BRE National Solar Centre has launched new guidance today designed to optimise the biodiversity potential of solar farms in the UK.
The National Solar Centre partnered with an extensive list of conservation bodies to promote and inform the new guidance, which was authored by ecologist Dr Guy Parker.
Those involved in the guidance include, the National Trust, RSPB, Plantlife, Bumblebee Conservation Trust, Eden Project, Buglife, Wychwood Biodiversity and Wiltshire Wildlife Trust.
The National Solar Centre hopes that planners, ecologists, developers, clients and landowners will all use the new guidance to help explore the large number of biodiversity options that are available for solar farms.
Jonny Williams, associate director of the BRE National Solar Centre, explained: “Solar farms are already the most popular local energy development but their potential to protect British wildlife is attracting huge interest…we have developed this specific biodiversity guidance to help conservation groups, communities, solar developers and planners deliver great results for nature.”
The guidance notes that solar farms typically occupy less than 5% of an installation site – leaving a large area of potential land to develop habitats, support local wildlife and encourage plant life.
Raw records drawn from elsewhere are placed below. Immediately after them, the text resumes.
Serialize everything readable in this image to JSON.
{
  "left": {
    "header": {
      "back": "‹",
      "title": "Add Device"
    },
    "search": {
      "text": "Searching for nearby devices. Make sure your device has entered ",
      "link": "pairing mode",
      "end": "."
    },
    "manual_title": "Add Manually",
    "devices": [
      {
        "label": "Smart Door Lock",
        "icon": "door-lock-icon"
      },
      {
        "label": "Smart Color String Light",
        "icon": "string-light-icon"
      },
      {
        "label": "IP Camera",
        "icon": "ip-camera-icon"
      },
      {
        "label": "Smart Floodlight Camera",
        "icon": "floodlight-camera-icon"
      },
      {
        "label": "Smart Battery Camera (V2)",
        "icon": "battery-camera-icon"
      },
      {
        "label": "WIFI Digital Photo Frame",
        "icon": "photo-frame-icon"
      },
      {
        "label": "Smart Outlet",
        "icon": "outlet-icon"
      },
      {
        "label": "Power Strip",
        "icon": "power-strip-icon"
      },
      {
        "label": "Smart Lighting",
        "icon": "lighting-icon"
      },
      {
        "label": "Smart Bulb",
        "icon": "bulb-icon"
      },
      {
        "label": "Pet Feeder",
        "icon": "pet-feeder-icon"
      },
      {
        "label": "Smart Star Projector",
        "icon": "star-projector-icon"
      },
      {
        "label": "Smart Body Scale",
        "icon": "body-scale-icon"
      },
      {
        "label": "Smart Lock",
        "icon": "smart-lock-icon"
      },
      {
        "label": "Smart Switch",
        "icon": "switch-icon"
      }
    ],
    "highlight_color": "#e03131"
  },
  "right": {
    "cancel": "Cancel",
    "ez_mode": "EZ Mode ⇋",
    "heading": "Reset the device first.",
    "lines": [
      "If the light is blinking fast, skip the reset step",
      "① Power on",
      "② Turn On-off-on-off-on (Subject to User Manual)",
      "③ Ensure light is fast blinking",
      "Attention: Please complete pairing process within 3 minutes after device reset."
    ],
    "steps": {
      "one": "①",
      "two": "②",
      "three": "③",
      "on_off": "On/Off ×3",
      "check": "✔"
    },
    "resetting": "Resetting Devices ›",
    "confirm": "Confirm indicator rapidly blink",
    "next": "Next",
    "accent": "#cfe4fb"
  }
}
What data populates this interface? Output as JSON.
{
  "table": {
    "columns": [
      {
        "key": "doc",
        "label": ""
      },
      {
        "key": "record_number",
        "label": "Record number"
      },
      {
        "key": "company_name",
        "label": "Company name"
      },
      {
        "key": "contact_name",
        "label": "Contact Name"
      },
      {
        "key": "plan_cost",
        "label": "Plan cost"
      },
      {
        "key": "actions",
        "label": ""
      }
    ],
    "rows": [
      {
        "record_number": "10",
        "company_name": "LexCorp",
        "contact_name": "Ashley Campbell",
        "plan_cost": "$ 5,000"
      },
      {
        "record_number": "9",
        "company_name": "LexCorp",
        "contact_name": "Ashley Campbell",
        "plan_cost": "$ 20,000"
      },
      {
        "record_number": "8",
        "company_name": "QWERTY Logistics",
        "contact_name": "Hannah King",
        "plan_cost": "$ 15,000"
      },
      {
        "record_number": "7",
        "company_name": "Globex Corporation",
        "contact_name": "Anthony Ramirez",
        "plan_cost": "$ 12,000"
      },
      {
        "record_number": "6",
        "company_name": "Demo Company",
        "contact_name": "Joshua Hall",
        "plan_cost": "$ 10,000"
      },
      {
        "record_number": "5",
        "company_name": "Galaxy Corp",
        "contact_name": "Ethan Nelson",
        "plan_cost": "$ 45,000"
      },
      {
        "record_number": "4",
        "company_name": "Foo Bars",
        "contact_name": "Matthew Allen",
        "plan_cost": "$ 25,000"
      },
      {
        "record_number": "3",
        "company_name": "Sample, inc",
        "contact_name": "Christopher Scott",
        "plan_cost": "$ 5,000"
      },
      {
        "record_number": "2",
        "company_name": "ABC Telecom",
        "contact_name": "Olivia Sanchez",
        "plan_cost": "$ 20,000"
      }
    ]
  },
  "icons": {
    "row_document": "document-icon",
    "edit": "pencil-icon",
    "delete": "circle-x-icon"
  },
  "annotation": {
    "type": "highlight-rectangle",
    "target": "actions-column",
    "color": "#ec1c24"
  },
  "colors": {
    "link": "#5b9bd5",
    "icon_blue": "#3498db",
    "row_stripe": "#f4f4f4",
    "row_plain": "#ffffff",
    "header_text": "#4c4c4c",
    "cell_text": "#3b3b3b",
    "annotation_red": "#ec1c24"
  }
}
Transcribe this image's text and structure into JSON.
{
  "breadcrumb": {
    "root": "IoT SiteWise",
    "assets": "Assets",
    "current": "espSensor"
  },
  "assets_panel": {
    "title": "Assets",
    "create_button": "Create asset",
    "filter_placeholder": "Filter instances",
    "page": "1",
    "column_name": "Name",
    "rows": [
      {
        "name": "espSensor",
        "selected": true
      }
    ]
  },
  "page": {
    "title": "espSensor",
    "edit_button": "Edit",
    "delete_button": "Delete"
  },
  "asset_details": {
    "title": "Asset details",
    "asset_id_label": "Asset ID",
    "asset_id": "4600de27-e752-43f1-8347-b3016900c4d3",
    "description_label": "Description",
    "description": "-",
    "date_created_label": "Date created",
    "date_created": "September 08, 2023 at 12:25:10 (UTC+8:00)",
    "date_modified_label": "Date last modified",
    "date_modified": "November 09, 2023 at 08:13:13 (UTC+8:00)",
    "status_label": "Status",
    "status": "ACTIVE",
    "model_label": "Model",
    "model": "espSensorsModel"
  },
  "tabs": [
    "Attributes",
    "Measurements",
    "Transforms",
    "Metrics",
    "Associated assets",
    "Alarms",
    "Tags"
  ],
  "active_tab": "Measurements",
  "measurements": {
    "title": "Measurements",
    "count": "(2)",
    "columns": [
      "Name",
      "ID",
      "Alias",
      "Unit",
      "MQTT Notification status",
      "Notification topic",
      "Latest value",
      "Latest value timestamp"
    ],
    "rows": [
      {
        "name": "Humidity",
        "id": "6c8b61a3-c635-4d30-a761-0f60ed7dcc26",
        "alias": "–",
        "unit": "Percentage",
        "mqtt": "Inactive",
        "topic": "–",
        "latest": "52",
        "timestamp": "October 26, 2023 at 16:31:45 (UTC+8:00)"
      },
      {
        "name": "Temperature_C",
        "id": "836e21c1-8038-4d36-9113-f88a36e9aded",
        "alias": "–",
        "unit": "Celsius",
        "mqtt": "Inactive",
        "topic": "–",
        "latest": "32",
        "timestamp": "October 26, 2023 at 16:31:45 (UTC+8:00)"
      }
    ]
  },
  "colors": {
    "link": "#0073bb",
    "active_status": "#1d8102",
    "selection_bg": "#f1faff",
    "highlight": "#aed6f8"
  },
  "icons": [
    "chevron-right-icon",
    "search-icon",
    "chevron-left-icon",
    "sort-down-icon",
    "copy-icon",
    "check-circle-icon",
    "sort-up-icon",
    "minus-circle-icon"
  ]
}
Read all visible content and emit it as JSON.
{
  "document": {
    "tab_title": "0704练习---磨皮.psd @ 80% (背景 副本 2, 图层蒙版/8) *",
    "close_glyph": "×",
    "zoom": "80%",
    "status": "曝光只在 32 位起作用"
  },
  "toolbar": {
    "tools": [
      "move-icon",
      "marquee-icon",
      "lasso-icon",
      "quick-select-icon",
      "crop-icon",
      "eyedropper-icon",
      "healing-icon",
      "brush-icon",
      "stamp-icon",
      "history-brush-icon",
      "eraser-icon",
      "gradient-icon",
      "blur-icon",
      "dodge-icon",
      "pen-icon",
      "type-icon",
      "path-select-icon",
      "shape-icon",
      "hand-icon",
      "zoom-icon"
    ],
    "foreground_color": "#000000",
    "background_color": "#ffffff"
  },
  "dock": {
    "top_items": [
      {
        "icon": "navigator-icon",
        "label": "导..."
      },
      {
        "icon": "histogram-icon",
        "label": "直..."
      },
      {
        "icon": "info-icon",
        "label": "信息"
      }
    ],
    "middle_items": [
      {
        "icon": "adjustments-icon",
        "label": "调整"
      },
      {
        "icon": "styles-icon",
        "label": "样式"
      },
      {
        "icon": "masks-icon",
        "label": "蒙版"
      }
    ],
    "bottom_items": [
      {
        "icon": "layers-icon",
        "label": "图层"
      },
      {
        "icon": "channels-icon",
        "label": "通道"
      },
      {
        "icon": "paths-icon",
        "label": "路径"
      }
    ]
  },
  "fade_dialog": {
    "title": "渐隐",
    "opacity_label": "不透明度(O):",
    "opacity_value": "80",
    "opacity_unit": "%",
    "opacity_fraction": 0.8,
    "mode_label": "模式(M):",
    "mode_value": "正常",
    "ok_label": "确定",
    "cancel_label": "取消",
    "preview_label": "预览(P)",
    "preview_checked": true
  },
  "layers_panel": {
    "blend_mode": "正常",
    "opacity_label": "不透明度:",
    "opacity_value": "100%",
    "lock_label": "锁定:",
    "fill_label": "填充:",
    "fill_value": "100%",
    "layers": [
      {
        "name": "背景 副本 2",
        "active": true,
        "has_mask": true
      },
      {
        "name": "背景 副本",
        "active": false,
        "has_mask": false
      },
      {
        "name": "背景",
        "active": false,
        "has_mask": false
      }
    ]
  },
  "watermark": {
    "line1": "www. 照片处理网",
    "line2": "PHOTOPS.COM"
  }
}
The report also notes that there are a large number of options suitable for enhancing biodiversity on solar farms “from hedgerows to field margins to wild flower meadows to bird boxes and ponds. Each site is unique and there is no ‘one size fits all’ solution”.